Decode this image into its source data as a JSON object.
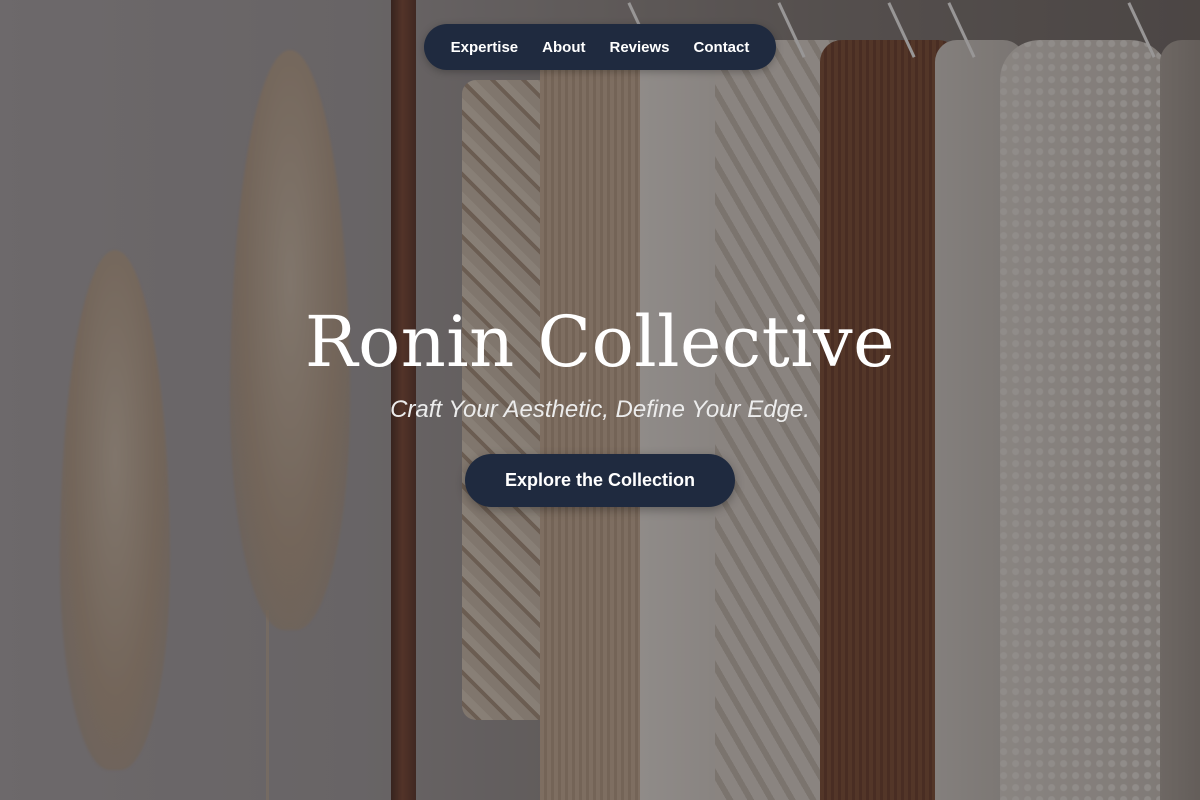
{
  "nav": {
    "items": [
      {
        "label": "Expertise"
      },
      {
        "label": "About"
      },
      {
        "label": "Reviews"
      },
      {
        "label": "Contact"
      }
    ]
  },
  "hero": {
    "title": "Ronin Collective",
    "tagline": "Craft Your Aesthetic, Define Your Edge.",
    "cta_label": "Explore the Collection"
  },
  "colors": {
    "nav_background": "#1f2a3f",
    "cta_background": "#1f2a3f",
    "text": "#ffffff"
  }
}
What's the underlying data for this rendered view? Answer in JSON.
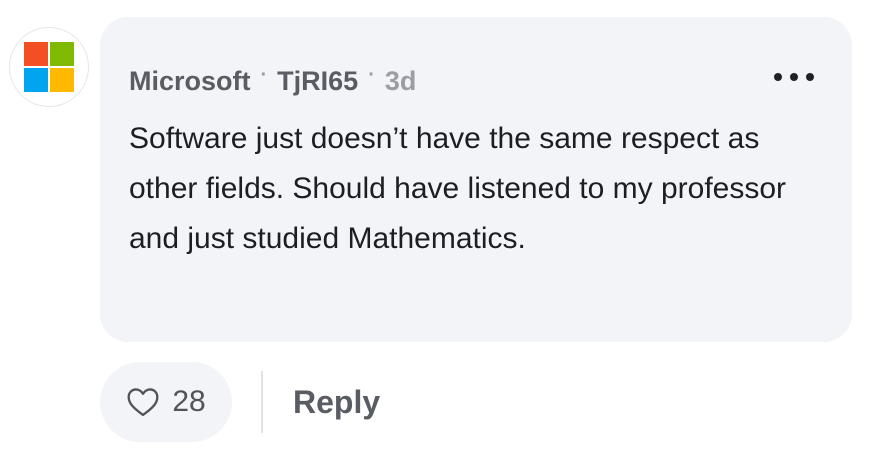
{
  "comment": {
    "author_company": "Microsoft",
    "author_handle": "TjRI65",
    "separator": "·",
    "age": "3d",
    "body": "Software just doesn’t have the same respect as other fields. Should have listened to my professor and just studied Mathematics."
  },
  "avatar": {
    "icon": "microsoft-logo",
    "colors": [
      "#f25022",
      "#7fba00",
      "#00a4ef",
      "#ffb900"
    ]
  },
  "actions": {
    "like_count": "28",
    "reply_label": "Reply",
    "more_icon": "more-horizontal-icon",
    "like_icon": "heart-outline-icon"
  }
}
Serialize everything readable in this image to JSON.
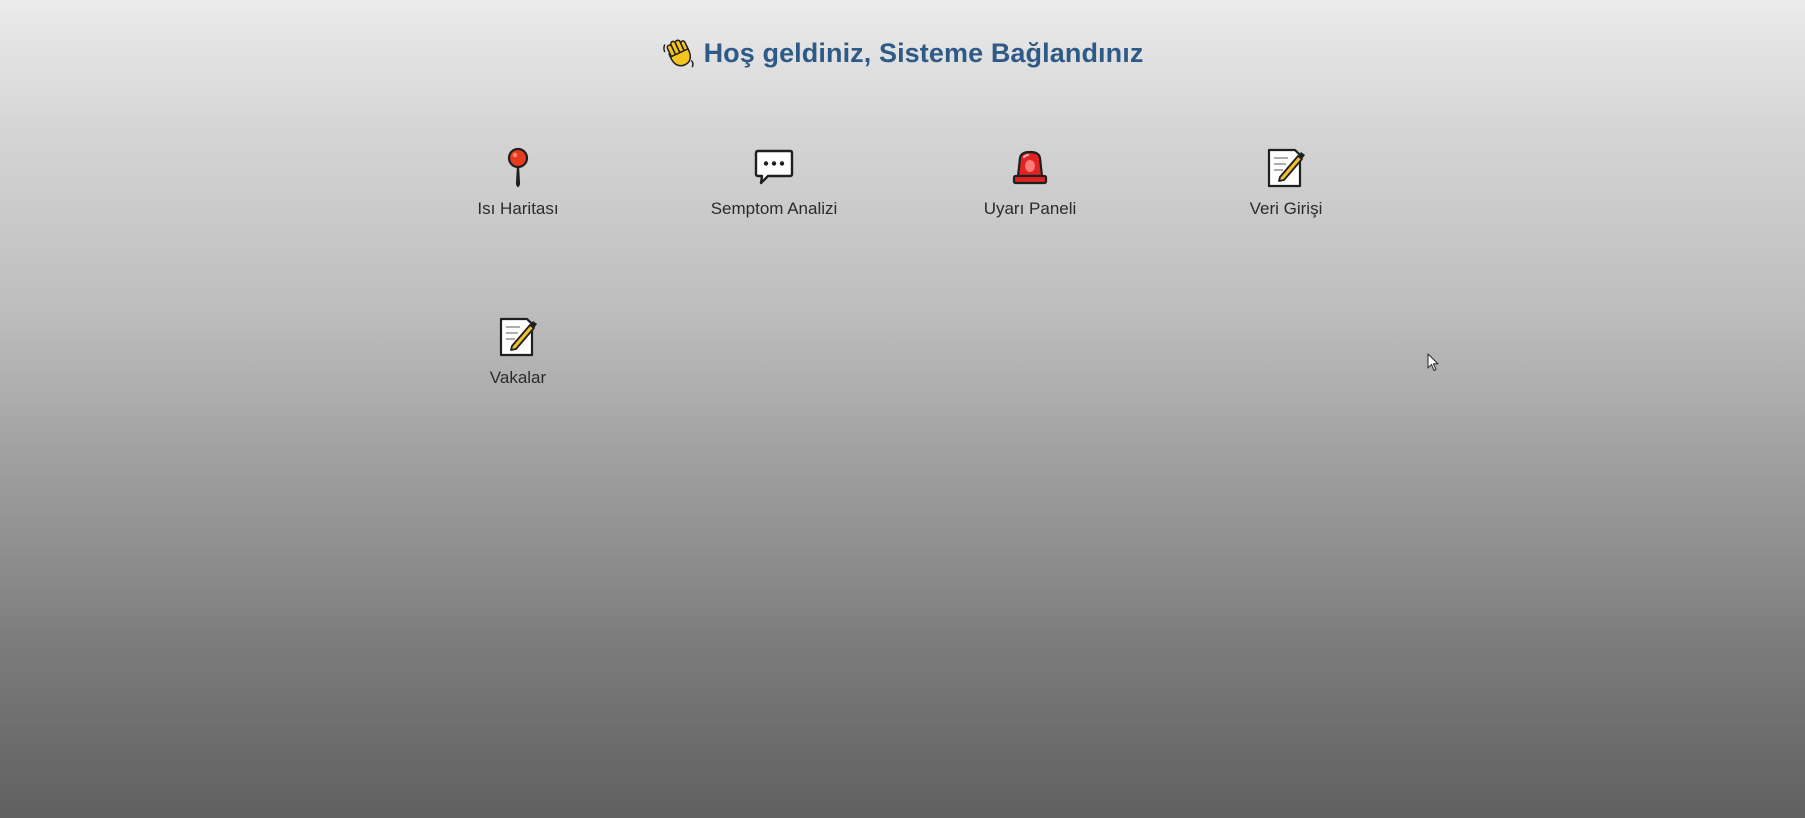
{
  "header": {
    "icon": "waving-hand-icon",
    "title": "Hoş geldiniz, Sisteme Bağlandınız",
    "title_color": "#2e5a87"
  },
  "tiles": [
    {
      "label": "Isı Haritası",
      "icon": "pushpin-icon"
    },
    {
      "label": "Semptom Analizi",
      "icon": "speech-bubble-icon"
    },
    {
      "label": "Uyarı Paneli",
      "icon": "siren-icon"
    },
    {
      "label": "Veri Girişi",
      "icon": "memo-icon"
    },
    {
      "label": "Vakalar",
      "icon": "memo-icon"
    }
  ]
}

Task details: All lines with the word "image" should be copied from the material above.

Exercise output:
Decode this image into its source data as a JSON object.
Serialize everything readable in this image to JSON.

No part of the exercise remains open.